***** Given records *****

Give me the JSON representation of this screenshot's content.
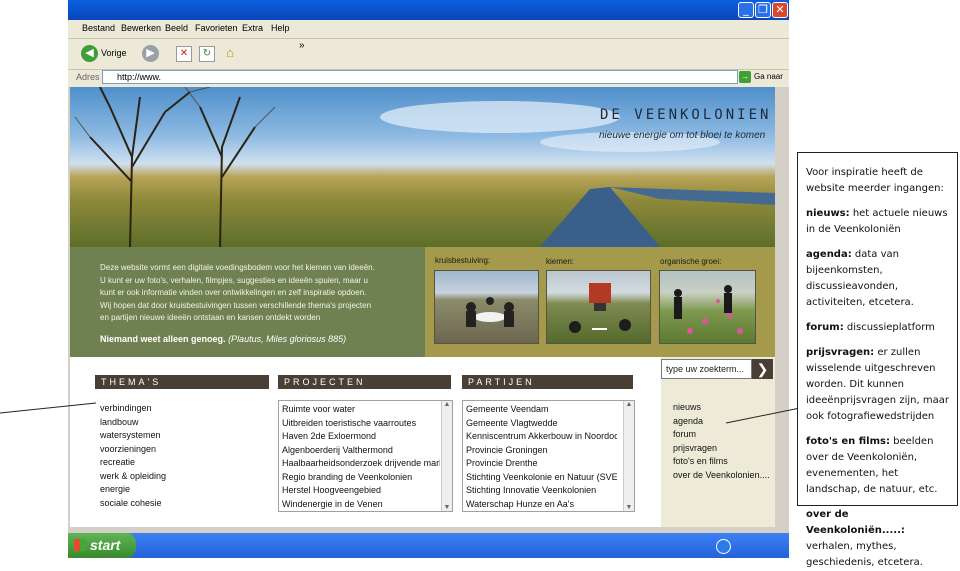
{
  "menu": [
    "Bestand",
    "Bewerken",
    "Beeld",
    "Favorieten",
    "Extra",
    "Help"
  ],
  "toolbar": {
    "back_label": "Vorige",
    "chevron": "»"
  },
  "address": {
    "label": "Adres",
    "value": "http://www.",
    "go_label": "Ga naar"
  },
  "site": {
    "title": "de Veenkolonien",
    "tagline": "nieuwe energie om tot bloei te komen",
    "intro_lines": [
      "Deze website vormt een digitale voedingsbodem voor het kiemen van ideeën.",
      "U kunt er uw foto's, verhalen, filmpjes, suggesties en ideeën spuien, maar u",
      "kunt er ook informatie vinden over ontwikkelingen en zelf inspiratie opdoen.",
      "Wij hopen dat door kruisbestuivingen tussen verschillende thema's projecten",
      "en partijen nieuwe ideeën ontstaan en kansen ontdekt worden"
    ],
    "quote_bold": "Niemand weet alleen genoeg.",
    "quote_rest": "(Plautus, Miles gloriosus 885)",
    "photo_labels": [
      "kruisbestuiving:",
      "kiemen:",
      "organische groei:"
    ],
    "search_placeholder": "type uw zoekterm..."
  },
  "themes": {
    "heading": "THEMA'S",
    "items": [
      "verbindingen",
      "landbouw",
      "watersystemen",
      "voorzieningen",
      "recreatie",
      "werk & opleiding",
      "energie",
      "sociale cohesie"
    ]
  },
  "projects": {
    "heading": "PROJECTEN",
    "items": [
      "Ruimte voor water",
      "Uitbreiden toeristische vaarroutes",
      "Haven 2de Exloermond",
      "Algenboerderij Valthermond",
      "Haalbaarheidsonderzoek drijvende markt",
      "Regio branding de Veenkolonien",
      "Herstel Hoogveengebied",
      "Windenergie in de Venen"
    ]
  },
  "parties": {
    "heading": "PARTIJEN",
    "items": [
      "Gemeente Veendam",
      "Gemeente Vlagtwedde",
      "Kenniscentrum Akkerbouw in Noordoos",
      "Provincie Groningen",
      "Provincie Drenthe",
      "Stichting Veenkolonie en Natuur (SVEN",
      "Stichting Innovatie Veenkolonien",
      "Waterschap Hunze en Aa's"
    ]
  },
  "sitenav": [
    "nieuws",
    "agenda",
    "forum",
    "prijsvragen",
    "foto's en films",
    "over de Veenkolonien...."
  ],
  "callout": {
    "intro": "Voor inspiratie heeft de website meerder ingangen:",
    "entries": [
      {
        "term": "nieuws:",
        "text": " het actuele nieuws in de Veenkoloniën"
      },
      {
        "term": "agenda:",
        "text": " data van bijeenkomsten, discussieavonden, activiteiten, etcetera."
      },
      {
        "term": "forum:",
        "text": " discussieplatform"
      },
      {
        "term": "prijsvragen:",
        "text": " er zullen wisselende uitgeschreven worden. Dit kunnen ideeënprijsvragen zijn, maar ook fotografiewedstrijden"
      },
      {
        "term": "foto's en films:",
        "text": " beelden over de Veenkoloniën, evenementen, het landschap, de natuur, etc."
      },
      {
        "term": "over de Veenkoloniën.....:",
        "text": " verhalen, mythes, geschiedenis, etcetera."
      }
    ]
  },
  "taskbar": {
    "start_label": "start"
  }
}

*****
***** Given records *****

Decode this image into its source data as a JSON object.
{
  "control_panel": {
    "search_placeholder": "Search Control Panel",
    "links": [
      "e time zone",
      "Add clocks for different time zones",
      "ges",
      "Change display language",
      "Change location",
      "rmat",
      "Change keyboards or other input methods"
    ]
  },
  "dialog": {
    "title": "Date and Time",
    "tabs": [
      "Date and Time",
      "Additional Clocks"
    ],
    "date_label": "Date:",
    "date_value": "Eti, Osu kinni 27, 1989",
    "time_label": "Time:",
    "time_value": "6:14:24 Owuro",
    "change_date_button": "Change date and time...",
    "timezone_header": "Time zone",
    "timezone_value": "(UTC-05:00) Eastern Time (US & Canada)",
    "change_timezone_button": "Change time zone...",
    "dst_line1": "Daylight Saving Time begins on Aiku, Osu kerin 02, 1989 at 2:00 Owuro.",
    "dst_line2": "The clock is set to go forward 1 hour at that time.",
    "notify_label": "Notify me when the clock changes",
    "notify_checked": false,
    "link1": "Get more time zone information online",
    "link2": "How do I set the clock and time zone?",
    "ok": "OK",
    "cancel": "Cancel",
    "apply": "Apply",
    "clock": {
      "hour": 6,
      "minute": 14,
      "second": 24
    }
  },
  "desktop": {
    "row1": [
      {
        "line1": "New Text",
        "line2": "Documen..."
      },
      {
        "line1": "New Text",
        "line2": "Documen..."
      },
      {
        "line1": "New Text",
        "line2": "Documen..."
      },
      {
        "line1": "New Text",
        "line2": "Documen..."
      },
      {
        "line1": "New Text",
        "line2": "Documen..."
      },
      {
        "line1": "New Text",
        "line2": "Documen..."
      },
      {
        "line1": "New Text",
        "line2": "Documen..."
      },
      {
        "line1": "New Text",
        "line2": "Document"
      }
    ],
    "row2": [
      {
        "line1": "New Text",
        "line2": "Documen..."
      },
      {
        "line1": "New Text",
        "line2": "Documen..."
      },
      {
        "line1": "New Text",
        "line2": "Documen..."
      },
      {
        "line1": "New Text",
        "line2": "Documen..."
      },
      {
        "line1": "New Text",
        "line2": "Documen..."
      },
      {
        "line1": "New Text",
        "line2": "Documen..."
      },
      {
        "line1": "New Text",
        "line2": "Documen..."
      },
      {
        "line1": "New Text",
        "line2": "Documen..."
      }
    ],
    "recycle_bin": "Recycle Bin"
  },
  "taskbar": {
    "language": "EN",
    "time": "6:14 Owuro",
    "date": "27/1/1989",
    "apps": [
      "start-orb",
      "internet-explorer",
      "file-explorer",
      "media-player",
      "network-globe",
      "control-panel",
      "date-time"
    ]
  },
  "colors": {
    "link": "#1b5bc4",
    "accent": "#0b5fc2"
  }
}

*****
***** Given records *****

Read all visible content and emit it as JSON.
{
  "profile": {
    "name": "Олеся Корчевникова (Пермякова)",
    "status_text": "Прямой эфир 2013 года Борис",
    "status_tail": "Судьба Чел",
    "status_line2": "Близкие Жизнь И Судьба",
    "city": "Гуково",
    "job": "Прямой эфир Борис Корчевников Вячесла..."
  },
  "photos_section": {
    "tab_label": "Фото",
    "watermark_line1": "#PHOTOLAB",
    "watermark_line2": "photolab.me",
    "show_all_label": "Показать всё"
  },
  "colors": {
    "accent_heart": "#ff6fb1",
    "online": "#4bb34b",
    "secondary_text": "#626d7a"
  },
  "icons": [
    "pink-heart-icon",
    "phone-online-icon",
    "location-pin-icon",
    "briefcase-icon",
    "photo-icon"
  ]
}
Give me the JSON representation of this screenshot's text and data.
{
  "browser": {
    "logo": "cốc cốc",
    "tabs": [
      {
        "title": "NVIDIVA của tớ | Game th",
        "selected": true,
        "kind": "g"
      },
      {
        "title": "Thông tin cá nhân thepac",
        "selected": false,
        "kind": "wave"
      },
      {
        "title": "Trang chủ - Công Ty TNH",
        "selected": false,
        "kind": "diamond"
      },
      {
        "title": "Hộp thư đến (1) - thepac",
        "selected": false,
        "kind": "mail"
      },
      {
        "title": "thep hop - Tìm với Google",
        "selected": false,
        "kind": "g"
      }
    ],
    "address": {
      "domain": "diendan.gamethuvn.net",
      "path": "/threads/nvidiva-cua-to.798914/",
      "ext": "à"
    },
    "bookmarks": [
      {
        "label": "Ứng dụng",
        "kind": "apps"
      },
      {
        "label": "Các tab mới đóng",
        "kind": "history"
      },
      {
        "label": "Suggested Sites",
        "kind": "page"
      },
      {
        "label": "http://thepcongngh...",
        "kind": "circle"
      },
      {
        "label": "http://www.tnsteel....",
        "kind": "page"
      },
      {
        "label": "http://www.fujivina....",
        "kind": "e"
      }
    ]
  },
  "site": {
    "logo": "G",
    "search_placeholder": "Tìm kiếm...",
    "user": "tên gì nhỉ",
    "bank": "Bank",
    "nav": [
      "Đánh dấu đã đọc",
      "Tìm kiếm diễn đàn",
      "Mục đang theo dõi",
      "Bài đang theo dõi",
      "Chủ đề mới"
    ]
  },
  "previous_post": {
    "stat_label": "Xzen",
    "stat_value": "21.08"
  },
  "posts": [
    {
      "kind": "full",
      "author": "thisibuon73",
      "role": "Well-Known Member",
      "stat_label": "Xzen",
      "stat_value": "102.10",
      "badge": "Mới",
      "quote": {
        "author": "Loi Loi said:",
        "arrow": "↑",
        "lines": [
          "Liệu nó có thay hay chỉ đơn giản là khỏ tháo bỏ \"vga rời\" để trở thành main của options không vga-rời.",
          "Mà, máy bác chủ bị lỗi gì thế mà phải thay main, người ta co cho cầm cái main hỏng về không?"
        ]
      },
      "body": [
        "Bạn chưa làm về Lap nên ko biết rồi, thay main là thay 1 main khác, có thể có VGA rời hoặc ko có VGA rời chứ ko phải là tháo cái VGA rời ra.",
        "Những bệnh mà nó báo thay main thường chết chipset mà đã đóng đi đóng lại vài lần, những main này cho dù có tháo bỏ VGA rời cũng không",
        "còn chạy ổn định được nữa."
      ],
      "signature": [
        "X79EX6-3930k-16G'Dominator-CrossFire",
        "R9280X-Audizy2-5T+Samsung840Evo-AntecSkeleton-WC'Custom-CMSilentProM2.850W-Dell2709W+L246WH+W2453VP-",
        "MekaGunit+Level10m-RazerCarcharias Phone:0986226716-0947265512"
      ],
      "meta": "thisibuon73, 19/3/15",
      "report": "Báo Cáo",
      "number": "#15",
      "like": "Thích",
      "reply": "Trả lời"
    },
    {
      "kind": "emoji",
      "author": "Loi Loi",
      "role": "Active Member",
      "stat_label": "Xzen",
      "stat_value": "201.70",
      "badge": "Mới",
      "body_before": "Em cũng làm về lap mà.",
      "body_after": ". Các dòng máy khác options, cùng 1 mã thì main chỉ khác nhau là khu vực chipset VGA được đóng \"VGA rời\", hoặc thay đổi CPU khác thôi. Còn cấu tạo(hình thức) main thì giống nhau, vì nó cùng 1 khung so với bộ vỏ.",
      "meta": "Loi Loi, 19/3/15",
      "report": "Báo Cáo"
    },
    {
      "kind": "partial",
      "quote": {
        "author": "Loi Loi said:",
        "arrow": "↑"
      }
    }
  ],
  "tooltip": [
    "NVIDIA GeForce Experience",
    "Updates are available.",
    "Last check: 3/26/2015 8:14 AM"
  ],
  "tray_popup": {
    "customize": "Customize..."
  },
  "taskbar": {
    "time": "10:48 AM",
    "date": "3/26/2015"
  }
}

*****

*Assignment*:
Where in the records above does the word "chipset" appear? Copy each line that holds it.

*Solution*:
        "Những bệnh mà nó báo thay main thường chết chipset mà đã đóng đi đóng lại vài lần, những main này cho dù có tháo bỏ VGA rời cũng không",
      "body_after": ". Các dòng máy khác options, cùng 1 mã thì main chỉ khác nhau là khu vực chipset VGA được đóng \"VGA rời\", hoặc thay đổi CPU khác thôi. Còn cấu tạo(hình thức) main thì giống nhau, vì nó cùng 1 khung so với bộ vỏ.",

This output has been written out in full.